Critics on criticism. | Solid State

Critics on criticism.


A little while back, Spitting Out Teeth linked to an article on Pitchfork about the "new drug music," which, unsurprisingly, is all about the pharmaceuticals. What was surprising (to SOT and myself, after reading it), was the level of forethought in the piece. Because a lot of us have hit our saturation point with Pitchfork's incessantly bratty and self-referential tone.

Anyway, there's another interesting feature in today's edition. It's about the validity of music criticism in the internet age, a topic I've pondered extensively. Writer Tom Ewing staunchly defends the act of scribing about sound, and lists what he finds valuable in this storied but endangered art.

As someone who has actually made a living not just advocating for but applying critical insight to music, I was curious to read Ewing's opinions on the state of music writing.

I personally believe criticism is among the finest of literary crafts, with a lineage that includes such great minds as Edgar Allan Poe, H.L. Mencken and Mark Twain, to name a few. In my time as a so-called "professional," I've encountered writers who are great at reporting, but absolutely suck at criticism. So I guess it takes a certain talent. Or maybe we're all just stuck on ourselves.

Check it:

Column — Poptimist #4: What Do You Look for in Music Writing?



Comments are closed.

From 2014-2020, Seven Days allowed readers to comment on all stories posted on our website. While we've appreciated the suggestions and insights, right now Seven Days is prioritizing our core mission — producing high-quality, responsible local journalism — over moderating online debates between readers.

To criticize, correct or praise our reporting, please send us a letter to the editor or send us a tip. We’ll check it out and report the results.

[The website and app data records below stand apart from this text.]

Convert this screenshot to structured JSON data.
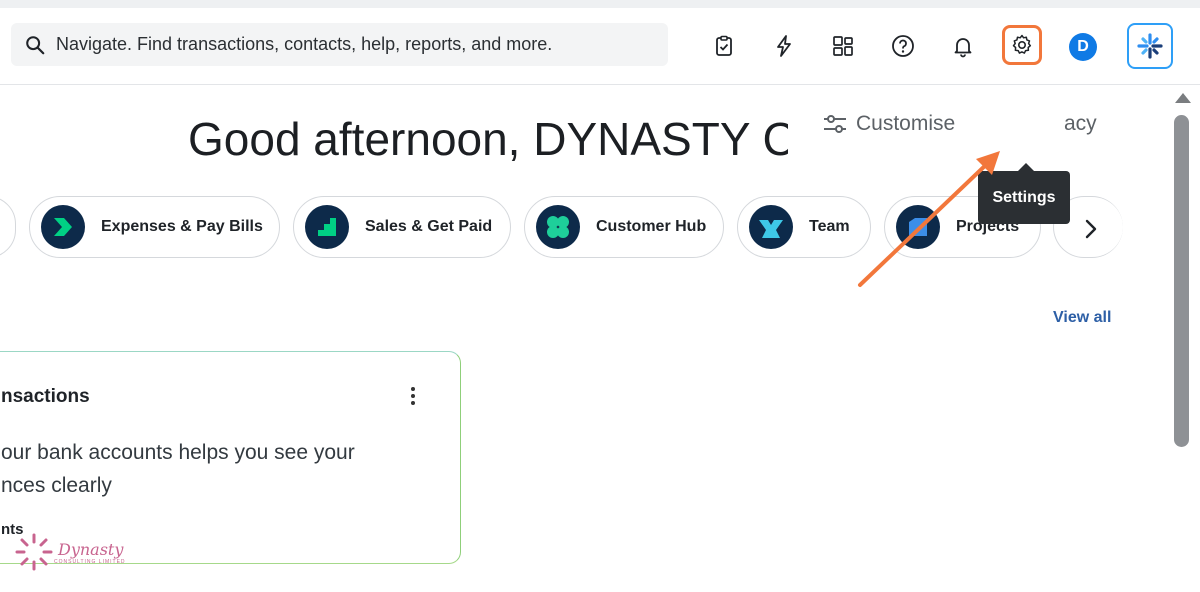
{
  "search": {
    "placeholder": "Navigate. Find transactions, contacts, help, reports, and more."
  },
  "topbar": {
    "icons": [
      "clipboard-check-icon",
      "lightning-icon",
      "apps-icon",
      "help-icon",
      "bell-icon",
      "gear-icon"
    ],
    "avatar_letter": "D",
    "tooltip": "Settings"
  },
  "header": {
    "greeting": "Good afternoon, DYNASTY CONSULTING!",
    "customise": "Customise",
    "privacy": "acy"
  },
  "shortcuts": [
    {
      "label": "Expenses & Pay Bills",
      "icon": "chevron-right-icon",
      "color": "#00d084"
    },
    {
      "label": "Sales & Get Paid",
      "icon": "stairs-icon",
      "color": "#00d084"
    },
    {
      "label": "Customer Hub",
      "icon": "clover-icon",
      "color": "#1ecf9a"
    },
    {
      "label": "Team",
      "icon": "team-icon",
      "color": "#3ec8e8"
    },
    {
      "label": "Projects",
      "icon": "folder-icon",
      "color": "#3c8ee8"
    }
  ],
  "view_all": "View all",
  "card": {
    "title": "nsactions",
    "body_line1": "our bank accounts helps you see your",
    "body_line2": "nces clearly",
    "footer": "nts"
  },
  "watermark": {
    "text": "Dynasty",
    "sub": "CONSULTING LIMITED"
  },
  "colors": {
    "accent_orange": "#f2773b",
    "avatar_blue": "#0f7ae5",
    "link_blue": "#2d5fa6"
  }
}
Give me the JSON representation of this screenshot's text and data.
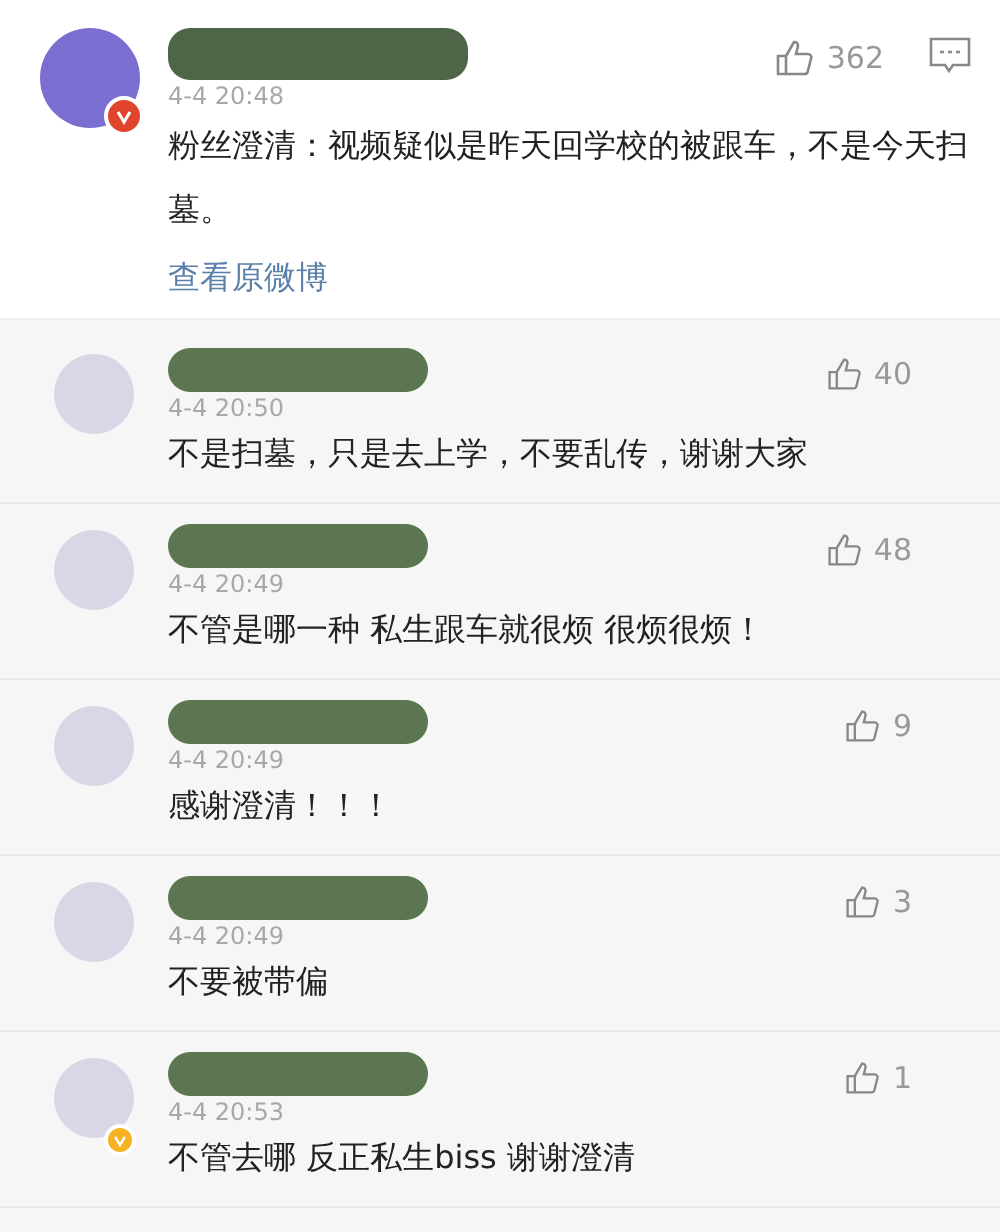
{
  "main_comment": {
    "badge": {
      "color": "#e0442c"
    },
    "time": "4-4 20:48",
    "text": "粉丝澄清：视频疑似是昨天回学校的被跟车，不是今天扫墓。",
    "likes": "362",
    "link": "查看原微博"
  },
  "replies": [
    {
      "time": "4-4 20:50",
      "text": "不是扫墓，只是去上学，不要乱传，谢谢大家",
      "likes": "40"
    },
    {
      "time": "4-4 20:49",
      "text": "不管是哪一种 私生跟车就很烦 很烦很烦！",
      "likes": "48"
    },
    {
      "time": "4-4 20:49",
      "text": "感谢澄清！！！",
      "likes": "9"
    },
    {
      "time": "4-4 20:49",
      "text": "不要被带偏",
      "likes": "3"
    },
    {
      "badge": {
        "color": "#f5b324"
      },
      "time": "4-4 20:53",
      "text": "不管去哪 反正私生biss 谢谢澄清",
      "likes": "1"
    }
  ]
}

Online comments may return when we have better tech tools for managing them. Thanks for reading.